_WORK ORDER_
Would you retype exactly the lines from the one holding "Decode this image" through the last line of the listing, and only those, without pictures?

_EXERCISE INPUTS_
*** Begin section ***
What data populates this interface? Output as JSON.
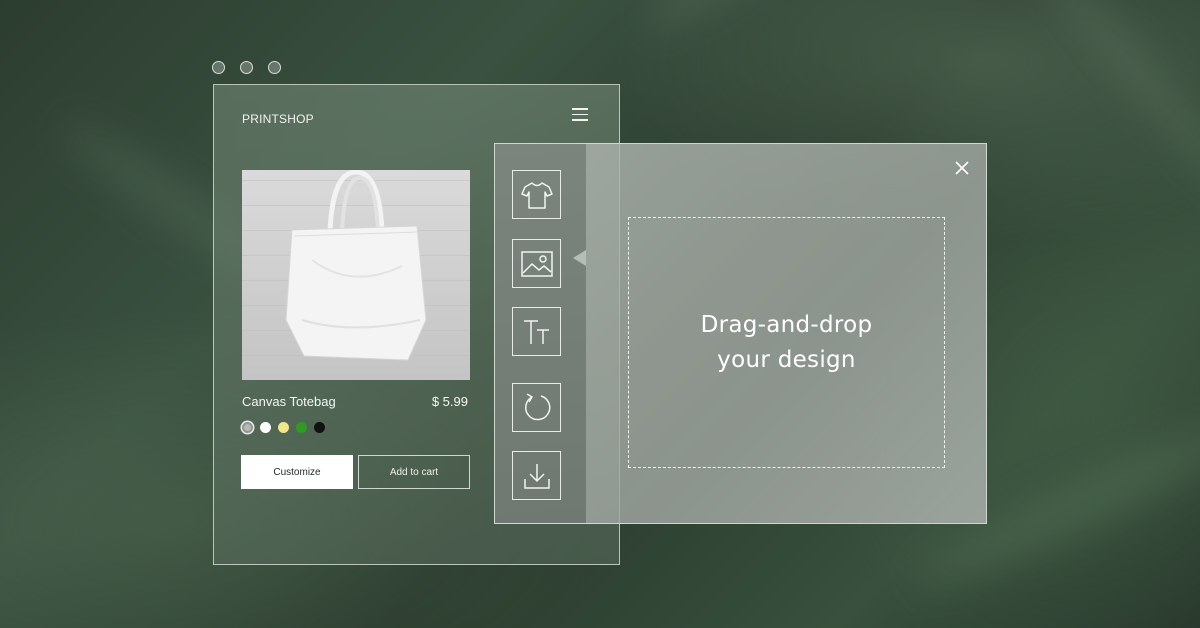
{
  "shop": {
    "brand": "PRINTSHOP",
    "product": {
      "name": "Canvas Totebag",
      "price": "$ 5.99",
      "colors": [
        "#b8b8b8",
        "#ffffff",
        "#f2e58a",
        "#2f9a24",
        "#111111"
      ],
      "selected_color_index": 0
    },
    "buttons": {
      "customize": "Customize",
      "add_to_cart": "Add to cart"
    }
  },
  "editor": {
    "tools": [
      "tshirt-icon",
      "image-icon",
      "text-size-icon",
      "rotate-icon",
      "download-icon"
    ],
    "dropzone_line1": "Drag-and-drop",
    "dropzone_line2": "your design"
  }
}
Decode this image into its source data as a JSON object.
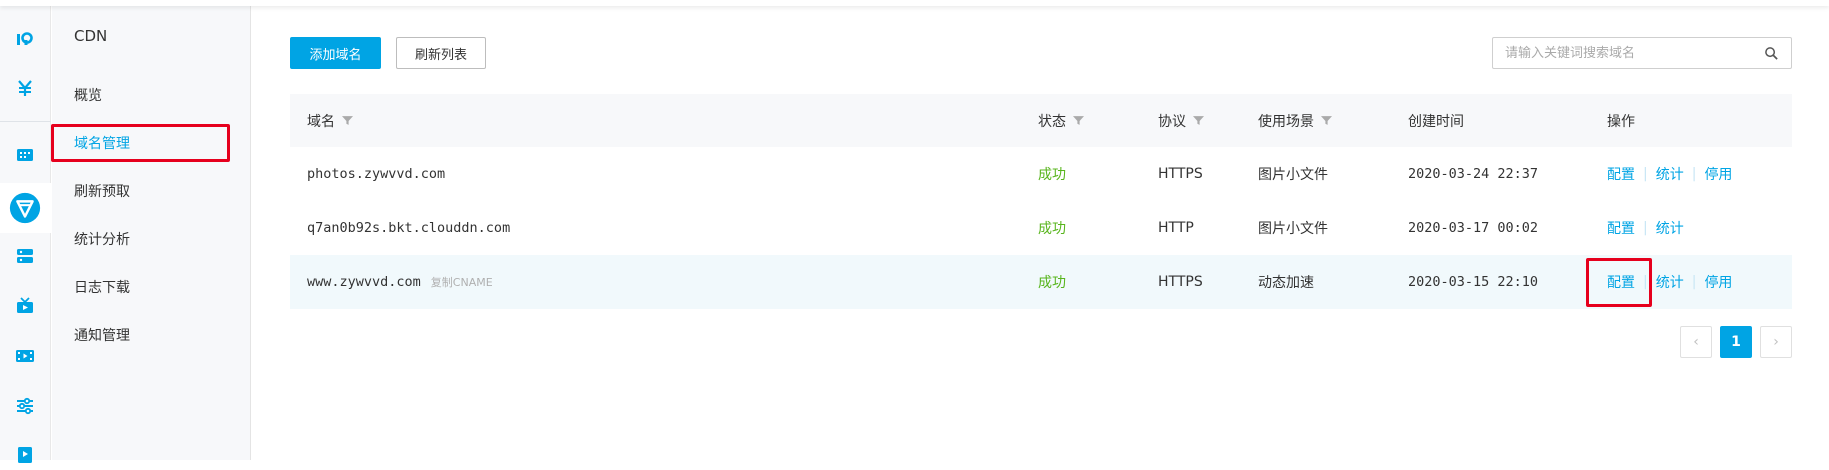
{
  "colors": {
    "accent": "#00a4e4",
    "success": "#58b51d",
    "highlight": "#e6001d"
  },
  "rail": {
    "icons": [
      "brand-logo-icon",
      "yen-icon",
      "dashboard-icon",
      "cdn-icon",
      "storage-icon",
      "media-icon",
      "video-icon",
      "settings-sliders-icon",
      "player-icon"
    ]
  },
  "subnav": {
    "title": "CDN",
    "items": [
      {
        "label": "概览"
      },
      {
        "label": "域名管理"
      },
      {
        "label": "刷新预取"
      },
      {
        "label": "统计分析"
      },
      {
        "label": "日志下载"
      },
      {
        "label": "通知管理"
      }
    ]
  },
  "toolbar": {
    "add_label": "添加域名",
    "refresh_label": "刷新列表"
  },
  "search": {
    "placeholder": "请输入关键词搜索域名"
  },
  "table": {
    "headers": {
      "domain": "域名",
      "status": "状态",
      "protocol": "协议",
      "scenario": "使用场景",
      "created": "创建时间",
      "actions": "操作"
    },
    "rows": [
      {
        "domain": "photos.zywvvd.com",
        "status": "成功",
        "protocol": "HTTPS",
        "scenario": "图片小文件",
        "created": "2020-03-24 22:37",
        "config": "配置",
        "stats": "统计",
        "disable": "停用"
      },
      {
        "domain": "q7an0b92s.bkt.clouddn.com",
        "status": "成功",
        "protocol": "HTTP",
        "scenario": "图片小文件",
        "created": "2020-03-17 00:02",
        "config": "配置",
        "stats": "统计"
      },
      {
        "domain": "www.zywvvd.com",
        "cname": "复制CNAME",
        "status": "成功",
        "protocol": "HTTPS",
        "scenario": "动态加速",
        "created": "2020-03-15 22:10",
        "config": "配置",
        "stats": "统计",
        "disable": "停用"
      }
    ]
  },
  "pagination": {
    "prev": "‹",
    "current": "1",
    "next": "›"
  }
}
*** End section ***
_RESPONSE FOR THIS EXERCISE_
Decode this image into its source data as a JSON object.
{
  "colors": {
    "accent": "#00a4e4",
    "success": "#58b51d",
    "highlight": "#e6001d"
  },
  "rail": {
    "icons": [
      "brand-logo-icon",
      "yen-icon",
      "dashboard-icon",
      "cdn-icon",
      "storage-icon",
      "media-icon",
      "video-icon",
      "settings-sliders-icon",
      "player-icon"
    ]
  },
  "subnav": {
    "title": "CDN",
    "items": [
      {
        "label": "概览"
      },
      {
        "label": "域名管理"
      },
      {
        "label": "刷新预取"
      },
      {
        "label": "统计分析"
      },
      {
        "label": "日志下载"
      },
      {
        "label": "通知管理"
      }
    ]
  },
  "toolbar": {
    "add_label": "添加域名",
    "refresh_label": "刷新列表"
  },
  "search": {
    "placeholder": "请输入关键词搜索域名"
  },
  "table": {
    "headers": {
      "domain": "域名",
      "status": "状态",
      "protocol": "协议",
      "scenario": "使用场景",
      "created": "创建时间",
      "actions": "操作"
    },
    "rows": [
      {
        "domain": "photos.zywvvd.com",
        "status": "成功",
        "protocol": "HTTPS",
        "scenario": "图片小文件",
        "created": "2020-03-24 22:37",
        "config": "配置",
        "stats": "统计",
        "disable": "停用"
      },
      {
        "domain": "q7an0b92s.bkt.clouddn.com",
        "status": "成功",
        "protocol": "HTTP",
        "scenario": "图片小文件",
        "created": "2020-03-17 00:02",
        "config": "配置",
        "stats": "统计"
      },
      {
        "domain": "www.zywvvd.com",
        "cname": "复制CNAME",
        "status": "成功",
        "protocol": "HTTPS",
        "scenario": "动态加速",
        "created": "2020-03-15 22:10",
        "config": "配置",
        "stats": "统计",
        "disable": "停用"
      }
    ]
  },
  "pagination": {
    "prev": "‹",
    "current": "1",
    "next": "›"
  }
}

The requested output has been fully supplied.